In 1961, a small group of white and black volunteers rode public buses into the South to demonstrate that interstate travel facilities remained segregated in defiance of the U.S. Supreme Court. The Freedom Riders faced arrest and beatings in their efforts to compel the federal government to enforce the law.
When we think of the modern civil rights movement, we often think about events in the Deep South. Images from Virginia rarely appeared on the nightly news as the commonwealth avoided much of the state-sanctioned violence that occurred in Alabama and Mississippi. Nonetheless, it was often legal decisions in Virginia that provided the justification for federal involvement in the ending of Jim Crow.

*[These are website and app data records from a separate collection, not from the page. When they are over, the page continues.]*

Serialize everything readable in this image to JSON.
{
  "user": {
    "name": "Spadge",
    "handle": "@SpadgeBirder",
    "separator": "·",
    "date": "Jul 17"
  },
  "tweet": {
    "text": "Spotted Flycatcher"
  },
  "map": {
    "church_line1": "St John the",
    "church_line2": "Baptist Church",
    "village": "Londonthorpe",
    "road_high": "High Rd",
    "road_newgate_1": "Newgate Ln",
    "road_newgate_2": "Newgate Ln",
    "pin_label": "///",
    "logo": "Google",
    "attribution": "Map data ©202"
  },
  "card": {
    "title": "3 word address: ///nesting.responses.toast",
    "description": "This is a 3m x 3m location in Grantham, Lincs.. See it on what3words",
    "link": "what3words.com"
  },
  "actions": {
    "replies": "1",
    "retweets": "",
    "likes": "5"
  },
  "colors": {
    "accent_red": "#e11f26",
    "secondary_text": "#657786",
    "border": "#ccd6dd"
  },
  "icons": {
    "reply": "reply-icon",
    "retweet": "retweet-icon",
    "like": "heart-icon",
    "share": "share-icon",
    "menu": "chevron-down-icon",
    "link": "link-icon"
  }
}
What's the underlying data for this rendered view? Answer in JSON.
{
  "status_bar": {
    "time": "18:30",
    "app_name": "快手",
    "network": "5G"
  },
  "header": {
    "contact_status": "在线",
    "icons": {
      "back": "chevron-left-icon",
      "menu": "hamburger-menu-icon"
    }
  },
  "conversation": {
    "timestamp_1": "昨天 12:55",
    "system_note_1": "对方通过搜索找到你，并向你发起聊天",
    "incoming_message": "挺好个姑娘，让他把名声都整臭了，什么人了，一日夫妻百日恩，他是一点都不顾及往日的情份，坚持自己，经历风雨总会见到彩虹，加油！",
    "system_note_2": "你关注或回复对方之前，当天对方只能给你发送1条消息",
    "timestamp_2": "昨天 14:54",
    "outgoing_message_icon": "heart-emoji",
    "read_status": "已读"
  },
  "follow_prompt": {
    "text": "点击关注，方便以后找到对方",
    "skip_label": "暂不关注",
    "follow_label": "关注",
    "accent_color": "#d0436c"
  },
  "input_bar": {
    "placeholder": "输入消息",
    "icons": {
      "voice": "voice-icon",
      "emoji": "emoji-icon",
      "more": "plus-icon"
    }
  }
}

Similarly, when we think of the Freedom Riders, we recall the iconic image of the burning Greyhound bus outside Anniston, Alabama, the Klan-led beatings at bus stations in Birmingham and Montgomery, and the arrest and subsequent imprisonment of the protesters at Mississippi’s infamous Parchmen Farm. We don’t think about Virginia. But court cases initiated in the commonwealth played an important part of the Freedom Rides by providing legal groundwork that led to the ending of segregation in interstate transportation.